**Exercise objective**
Please look for the string "http" below and report every line in which it occurs.

[Records supplied — start]

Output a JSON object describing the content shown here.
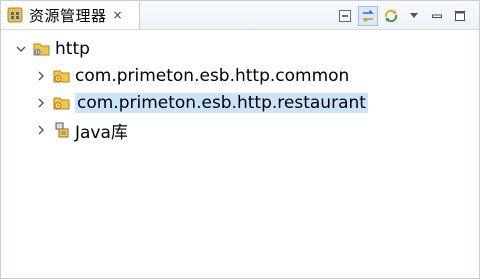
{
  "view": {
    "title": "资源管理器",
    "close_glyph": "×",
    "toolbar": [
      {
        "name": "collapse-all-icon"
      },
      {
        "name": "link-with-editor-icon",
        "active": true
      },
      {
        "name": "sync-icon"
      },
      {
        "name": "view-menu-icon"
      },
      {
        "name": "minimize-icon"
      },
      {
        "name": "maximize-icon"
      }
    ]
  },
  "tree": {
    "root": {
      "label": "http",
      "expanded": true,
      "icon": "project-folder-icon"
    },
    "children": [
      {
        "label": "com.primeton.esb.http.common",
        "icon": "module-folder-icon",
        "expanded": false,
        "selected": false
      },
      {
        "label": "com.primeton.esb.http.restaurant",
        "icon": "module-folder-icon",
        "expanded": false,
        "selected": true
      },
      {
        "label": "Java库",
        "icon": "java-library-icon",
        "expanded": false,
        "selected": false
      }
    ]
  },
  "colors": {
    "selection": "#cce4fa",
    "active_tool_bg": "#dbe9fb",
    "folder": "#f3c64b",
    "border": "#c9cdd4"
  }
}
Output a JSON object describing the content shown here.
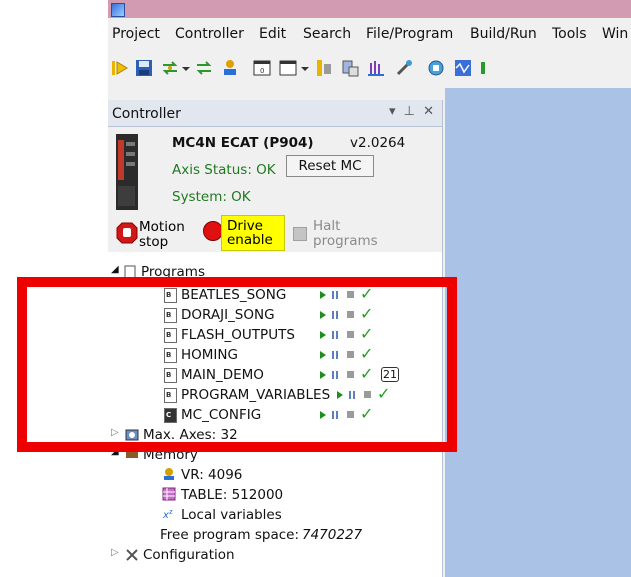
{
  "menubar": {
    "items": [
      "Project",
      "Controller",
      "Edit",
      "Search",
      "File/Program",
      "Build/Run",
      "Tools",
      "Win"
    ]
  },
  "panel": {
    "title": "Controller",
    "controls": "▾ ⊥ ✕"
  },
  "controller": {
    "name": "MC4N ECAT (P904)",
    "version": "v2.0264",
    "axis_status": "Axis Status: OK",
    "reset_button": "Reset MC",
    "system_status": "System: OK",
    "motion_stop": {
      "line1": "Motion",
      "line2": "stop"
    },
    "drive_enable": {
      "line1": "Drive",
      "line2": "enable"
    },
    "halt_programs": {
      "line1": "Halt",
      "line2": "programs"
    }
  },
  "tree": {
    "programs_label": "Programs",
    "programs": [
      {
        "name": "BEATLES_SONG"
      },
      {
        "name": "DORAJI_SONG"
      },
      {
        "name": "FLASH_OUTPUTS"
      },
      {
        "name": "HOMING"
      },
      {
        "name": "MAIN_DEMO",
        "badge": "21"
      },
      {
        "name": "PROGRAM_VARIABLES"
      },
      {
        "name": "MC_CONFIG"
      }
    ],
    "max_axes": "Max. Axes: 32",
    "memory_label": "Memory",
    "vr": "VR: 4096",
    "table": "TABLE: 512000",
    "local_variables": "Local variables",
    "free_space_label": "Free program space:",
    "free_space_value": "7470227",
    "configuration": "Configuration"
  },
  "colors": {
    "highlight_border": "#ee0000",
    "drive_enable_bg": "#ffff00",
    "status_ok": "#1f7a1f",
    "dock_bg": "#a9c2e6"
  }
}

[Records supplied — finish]

**Written response**
      "label": "http",
        "label": "com.primeton.esb.http.common",
        "label": "com.primeton.esb.http.restaurant",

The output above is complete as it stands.